TASK DIRECTIONS: As you look over the data below, please find each line where the word "screenshot" appears, then copy it.

DATASET ENTRIES:
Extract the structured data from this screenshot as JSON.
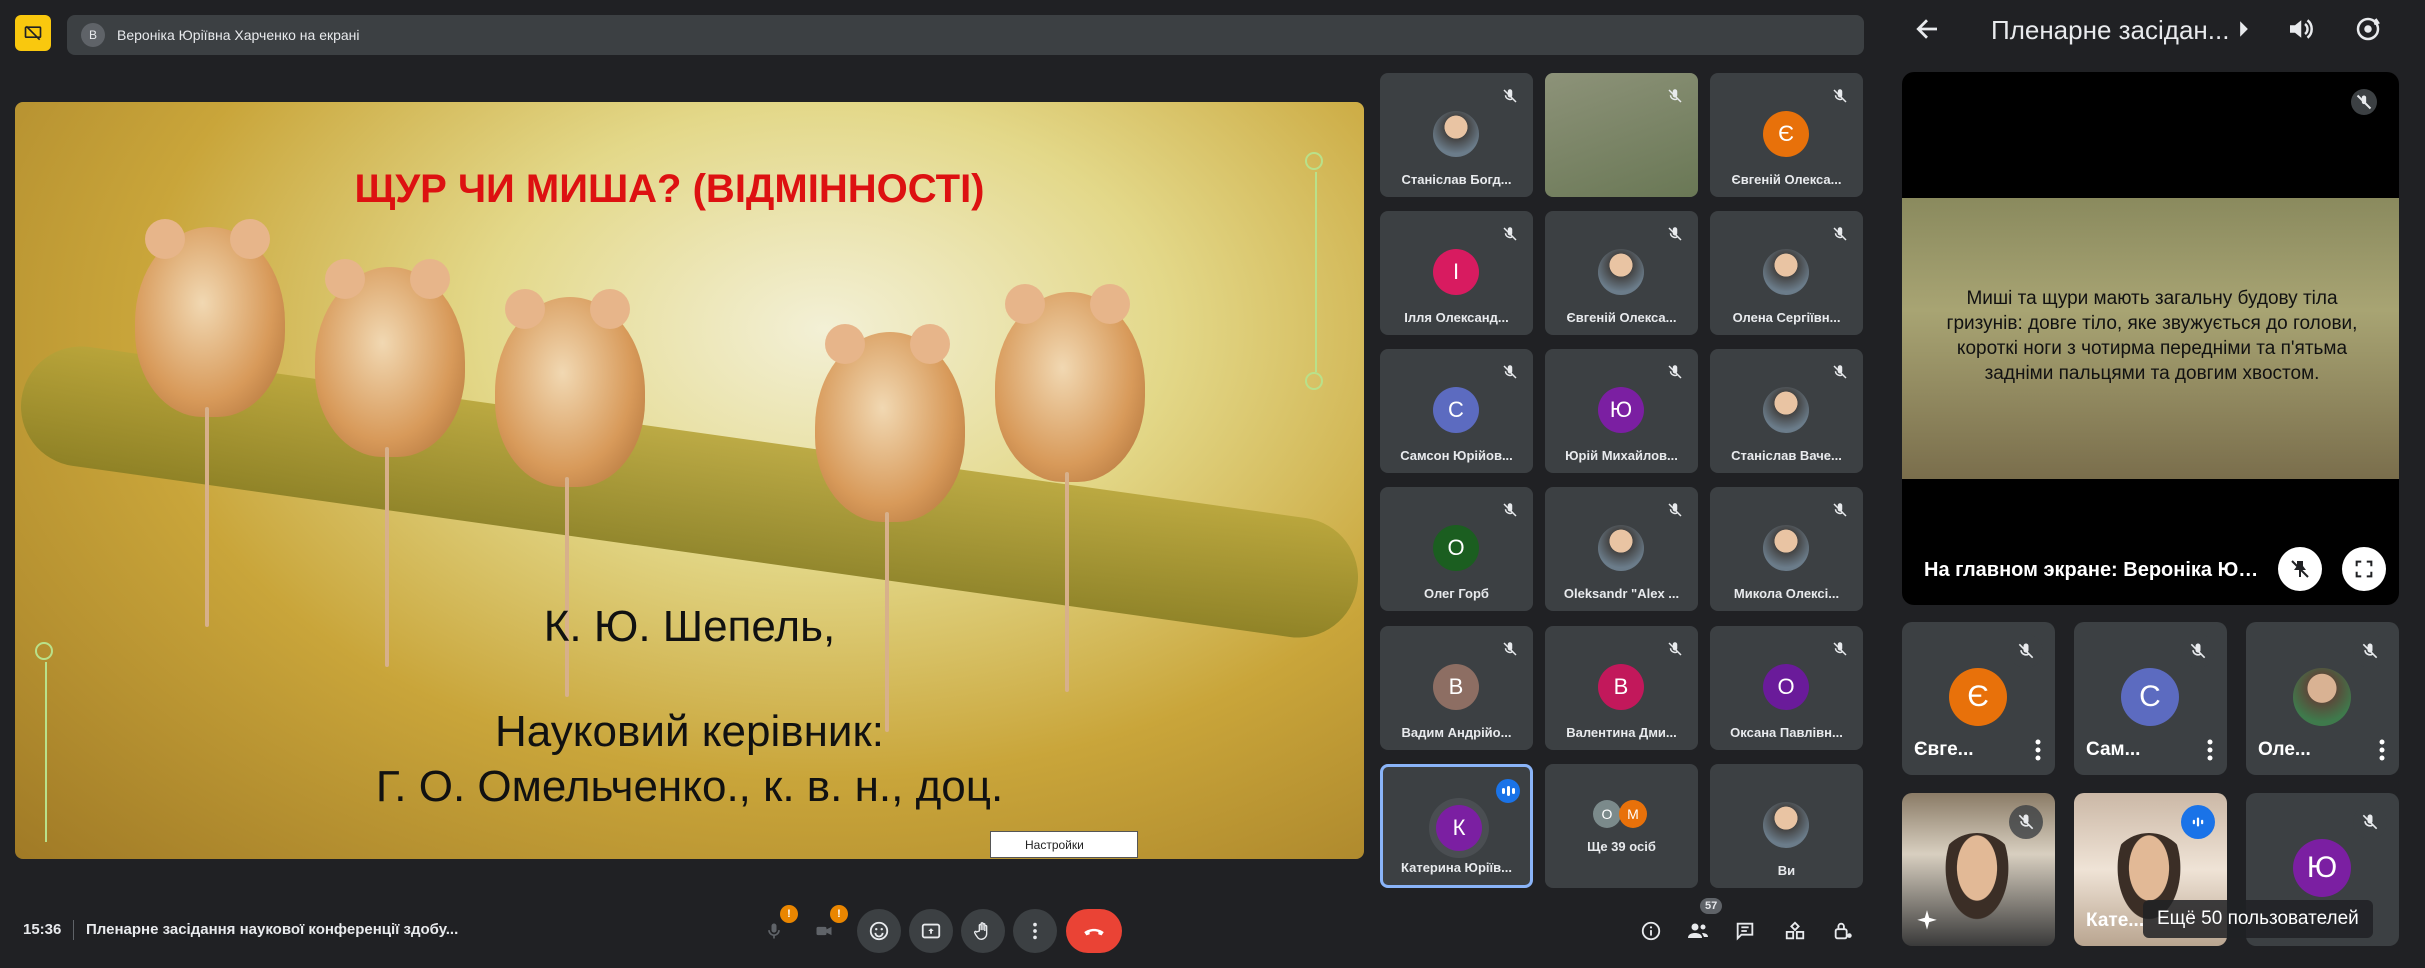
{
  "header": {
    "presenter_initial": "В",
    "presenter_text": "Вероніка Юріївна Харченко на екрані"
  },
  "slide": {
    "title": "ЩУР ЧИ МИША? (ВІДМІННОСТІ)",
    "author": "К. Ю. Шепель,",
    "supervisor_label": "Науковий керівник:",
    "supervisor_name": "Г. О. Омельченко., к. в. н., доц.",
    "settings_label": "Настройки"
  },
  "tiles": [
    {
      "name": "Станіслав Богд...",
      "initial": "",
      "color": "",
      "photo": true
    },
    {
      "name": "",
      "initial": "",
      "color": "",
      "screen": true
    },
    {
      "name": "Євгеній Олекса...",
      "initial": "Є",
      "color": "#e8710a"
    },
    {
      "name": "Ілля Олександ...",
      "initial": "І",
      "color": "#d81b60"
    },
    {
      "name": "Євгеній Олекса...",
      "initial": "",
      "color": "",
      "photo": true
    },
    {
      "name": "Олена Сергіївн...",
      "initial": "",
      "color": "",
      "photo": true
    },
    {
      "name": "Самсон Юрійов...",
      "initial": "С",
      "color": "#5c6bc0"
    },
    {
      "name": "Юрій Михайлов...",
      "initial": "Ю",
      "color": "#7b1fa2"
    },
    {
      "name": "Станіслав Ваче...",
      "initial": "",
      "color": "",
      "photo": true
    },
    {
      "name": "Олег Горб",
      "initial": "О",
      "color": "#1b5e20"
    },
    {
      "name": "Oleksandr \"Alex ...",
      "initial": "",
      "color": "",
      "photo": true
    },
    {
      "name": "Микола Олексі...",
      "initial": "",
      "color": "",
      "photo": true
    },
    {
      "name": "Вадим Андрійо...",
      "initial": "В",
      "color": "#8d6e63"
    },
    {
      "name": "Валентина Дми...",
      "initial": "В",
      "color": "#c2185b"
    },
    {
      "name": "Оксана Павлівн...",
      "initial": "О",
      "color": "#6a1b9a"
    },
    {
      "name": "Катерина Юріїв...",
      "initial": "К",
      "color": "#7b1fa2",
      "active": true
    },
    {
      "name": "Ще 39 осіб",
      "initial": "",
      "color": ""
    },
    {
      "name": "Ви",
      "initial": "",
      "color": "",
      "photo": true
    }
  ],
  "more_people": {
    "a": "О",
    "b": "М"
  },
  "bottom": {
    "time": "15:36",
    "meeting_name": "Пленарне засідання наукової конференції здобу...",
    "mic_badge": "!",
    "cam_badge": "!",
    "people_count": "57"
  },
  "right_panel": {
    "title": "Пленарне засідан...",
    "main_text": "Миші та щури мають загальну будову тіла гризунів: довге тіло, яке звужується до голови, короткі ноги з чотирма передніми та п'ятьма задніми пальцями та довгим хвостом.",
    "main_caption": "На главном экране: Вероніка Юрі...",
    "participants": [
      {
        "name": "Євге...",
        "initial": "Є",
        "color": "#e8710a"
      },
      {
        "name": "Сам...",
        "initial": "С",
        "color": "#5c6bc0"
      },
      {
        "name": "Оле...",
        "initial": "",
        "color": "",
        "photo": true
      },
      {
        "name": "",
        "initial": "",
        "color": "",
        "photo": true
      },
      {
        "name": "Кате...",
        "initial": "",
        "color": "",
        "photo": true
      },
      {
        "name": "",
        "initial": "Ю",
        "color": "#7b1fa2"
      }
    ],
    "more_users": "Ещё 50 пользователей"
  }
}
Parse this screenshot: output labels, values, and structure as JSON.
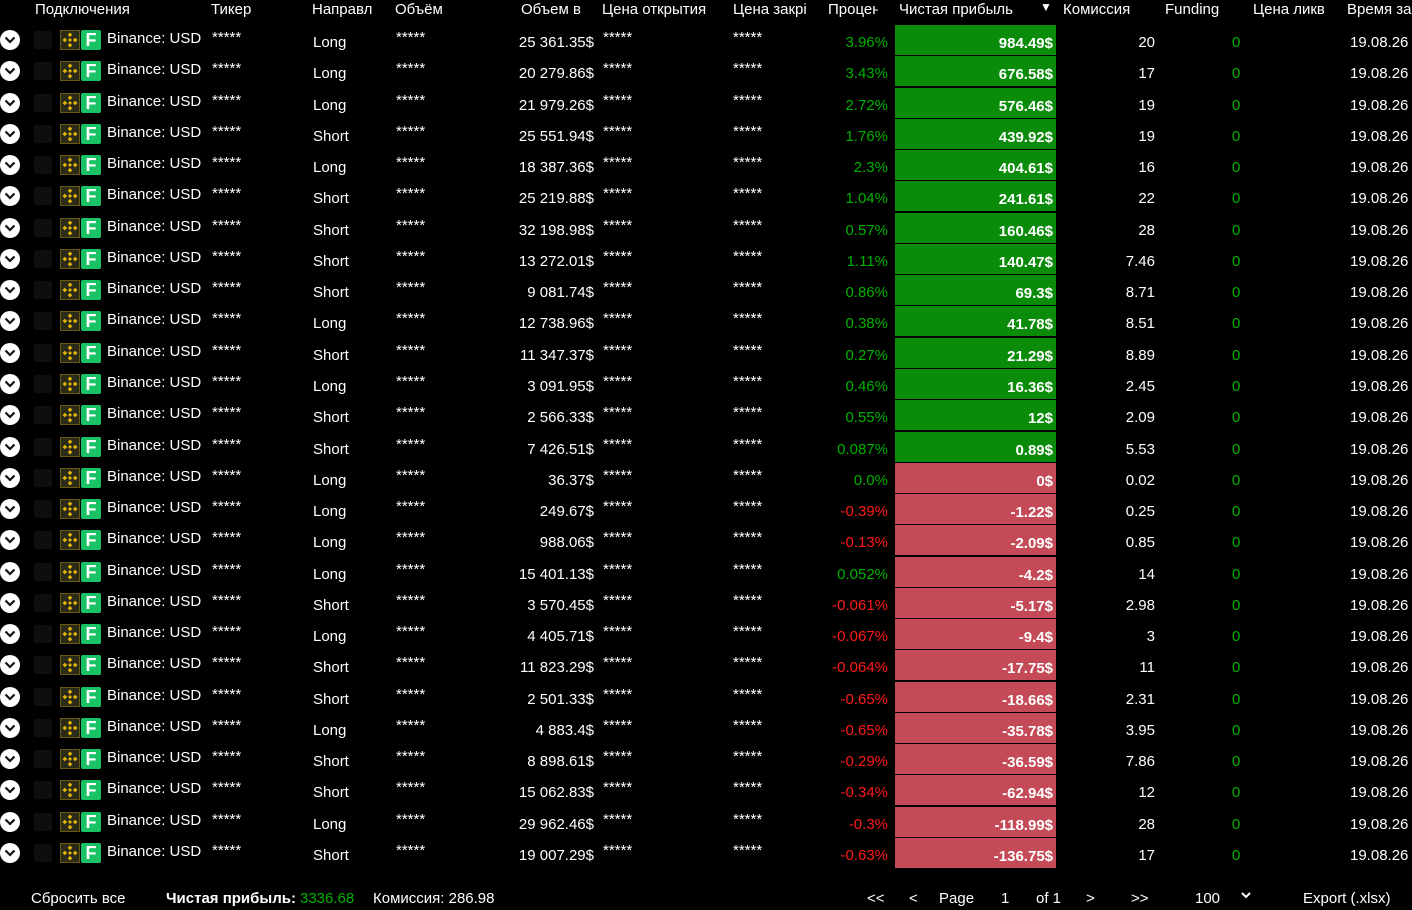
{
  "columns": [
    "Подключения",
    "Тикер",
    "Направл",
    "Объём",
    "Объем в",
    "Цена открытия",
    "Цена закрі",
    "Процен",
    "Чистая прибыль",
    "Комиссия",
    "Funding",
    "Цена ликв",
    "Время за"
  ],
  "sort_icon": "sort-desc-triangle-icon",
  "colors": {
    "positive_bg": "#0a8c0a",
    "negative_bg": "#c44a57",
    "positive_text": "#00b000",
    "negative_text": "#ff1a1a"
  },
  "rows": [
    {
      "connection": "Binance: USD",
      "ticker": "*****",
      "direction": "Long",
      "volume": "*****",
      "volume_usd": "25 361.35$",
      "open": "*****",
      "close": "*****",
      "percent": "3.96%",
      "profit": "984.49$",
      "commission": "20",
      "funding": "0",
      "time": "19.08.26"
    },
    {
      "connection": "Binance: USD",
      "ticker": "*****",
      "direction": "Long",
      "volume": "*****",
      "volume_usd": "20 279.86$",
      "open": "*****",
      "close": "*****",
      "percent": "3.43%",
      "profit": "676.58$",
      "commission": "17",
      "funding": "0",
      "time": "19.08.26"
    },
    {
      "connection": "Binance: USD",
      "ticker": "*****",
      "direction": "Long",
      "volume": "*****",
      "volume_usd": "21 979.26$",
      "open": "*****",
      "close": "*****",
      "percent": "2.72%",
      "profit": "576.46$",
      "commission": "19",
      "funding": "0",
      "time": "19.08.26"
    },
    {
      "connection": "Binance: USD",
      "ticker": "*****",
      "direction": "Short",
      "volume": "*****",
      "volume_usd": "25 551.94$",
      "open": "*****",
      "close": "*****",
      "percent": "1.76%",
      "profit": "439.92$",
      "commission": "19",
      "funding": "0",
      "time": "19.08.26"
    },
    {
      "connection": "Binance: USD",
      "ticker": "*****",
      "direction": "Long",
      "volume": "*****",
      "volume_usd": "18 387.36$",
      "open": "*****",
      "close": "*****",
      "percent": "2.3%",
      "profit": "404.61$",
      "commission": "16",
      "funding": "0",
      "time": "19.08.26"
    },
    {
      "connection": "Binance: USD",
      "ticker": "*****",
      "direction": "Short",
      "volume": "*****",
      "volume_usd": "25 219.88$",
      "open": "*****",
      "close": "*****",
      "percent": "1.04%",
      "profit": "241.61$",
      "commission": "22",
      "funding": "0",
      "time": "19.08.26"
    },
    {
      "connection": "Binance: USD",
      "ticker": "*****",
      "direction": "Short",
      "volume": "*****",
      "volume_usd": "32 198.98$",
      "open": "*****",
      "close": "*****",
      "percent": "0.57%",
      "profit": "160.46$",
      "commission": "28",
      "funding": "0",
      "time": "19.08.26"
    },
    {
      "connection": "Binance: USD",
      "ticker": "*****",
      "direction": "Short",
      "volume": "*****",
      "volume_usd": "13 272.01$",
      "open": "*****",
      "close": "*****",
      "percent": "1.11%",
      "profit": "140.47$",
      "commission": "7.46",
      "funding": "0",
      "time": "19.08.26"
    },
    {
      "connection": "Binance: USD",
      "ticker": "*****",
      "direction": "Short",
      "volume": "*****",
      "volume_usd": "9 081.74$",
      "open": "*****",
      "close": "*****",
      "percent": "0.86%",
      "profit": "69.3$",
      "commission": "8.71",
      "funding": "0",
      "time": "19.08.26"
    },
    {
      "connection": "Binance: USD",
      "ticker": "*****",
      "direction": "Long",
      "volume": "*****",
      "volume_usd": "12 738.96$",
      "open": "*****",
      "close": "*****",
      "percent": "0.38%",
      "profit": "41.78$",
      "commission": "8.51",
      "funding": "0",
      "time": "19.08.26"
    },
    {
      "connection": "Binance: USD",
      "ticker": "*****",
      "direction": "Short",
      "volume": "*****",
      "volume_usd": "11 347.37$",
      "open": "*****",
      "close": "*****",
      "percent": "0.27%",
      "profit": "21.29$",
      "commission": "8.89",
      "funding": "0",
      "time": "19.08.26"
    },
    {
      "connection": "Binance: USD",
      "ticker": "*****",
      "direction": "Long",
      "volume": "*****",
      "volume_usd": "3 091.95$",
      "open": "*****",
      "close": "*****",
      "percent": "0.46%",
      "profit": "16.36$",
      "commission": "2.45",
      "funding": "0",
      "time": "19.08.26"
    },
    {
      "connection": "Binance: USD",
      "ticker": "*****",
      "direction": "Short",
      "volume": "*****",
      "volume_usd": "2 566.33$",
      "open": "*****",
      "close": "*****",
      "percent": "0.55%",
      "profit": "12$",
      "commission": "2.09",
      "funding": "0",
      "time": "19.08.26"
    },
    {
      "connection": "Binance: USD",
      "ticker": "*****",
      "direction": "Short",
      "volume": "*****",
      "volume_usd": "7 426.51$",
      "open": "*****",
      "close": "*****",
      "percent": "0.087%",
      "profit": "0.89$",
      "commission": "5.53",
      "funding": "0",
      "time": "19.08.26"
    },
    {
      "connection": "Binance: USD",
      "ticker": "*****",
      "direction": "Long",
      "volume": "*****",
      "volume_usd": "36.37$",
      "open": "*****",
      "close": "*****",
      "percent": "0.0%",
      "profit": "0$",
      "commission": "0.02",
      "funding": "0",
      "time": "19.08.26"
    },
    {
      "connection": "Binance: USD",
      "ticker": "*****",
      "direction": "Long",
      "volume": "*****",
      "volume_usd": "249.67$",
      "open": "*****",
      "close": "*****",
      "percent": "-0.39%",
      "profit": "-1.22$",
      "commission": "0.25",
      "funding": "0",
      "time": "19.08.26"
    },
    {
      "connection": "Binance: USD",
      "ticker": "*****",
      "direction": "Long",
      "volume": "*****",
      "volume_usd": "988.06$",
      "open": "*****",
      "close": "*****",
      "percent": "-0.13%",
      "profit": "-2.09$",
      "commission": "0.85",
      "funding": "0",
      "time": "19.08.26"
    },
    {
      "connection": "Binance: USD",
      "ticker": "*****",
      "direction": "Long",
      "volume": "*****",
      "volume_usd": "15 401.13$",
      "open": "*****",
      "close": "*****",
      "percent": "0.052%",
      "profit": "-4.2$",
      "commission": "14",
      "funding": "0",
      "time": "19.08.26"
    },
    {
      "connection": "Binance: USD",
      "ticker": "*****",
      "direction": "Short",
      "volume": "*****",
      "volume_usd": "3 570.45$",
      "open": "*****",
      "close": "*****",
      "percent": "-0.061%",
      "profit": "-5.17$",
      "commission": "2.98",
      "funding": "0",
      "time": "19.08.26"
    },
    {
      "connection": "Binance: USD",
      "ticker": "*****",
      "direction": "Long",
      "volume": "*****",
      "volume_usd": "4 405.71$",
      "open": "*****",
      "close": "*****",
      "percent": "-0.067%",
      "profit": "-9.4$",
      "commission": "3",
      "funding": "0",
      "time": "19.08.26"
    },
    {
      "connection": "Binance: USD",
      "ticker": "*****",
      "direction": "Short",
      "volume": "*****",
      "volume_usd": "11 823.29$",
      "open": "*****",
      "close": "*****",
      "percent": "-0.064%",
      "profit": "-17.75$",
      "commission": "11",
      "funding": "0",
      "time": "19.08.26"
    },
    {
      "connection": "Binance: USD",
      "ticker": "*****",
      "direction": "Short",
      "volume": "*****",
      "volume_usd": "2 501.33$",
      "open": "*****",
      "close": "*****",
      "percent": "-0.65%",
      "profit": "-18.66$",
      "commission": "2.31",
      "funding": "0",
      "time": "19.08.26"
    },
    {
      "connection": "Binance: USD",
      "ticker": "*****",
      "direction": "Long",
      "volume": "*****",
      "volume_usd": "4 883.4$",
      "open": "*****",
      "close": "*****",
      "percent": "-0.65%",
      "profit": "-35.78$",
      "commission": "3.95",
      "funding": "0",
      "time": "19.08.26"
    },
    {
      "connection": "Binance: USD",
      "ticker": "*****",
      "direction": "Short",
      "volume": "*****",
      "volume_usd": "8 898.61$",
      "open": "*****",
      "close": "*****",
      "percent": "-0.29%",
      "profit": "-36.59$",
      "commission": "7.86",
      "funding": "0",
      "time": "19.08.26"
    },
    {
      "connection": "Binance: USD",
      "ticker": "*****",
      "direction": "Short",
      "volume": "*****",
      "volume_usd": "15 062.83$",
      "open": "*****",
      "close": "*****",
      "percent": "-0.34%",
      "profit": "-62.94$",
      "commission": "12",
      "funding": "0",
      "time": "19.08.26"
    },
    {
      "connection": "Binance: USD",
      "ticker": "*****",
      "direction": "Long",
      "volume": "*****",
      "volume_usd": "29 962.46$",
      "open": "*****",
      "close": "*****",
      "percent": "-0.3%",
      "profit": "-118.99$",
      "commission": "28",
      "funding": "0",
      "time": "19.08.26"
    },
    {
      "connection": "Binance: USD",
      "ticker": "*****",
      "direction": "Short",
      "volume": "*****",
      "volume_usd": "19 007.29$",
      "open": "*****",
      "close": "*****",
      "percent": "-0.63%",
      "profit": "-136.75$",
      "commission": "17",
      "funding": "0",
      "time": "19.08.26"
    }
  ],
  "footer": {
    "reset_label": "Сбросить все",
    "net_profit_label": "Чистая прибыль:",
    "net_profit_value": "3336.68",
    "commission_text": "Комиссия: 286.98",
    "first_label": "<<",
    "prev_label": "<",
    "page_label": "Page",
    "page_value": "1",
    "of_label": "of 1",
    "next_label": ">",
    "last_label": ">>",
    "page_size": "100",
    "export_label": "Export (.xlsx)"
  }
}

RESULT OF THE TASK:
Extract the structured data from this screenshot as JSON.
Parse this screenshot: output labels, values, and structure as JSON.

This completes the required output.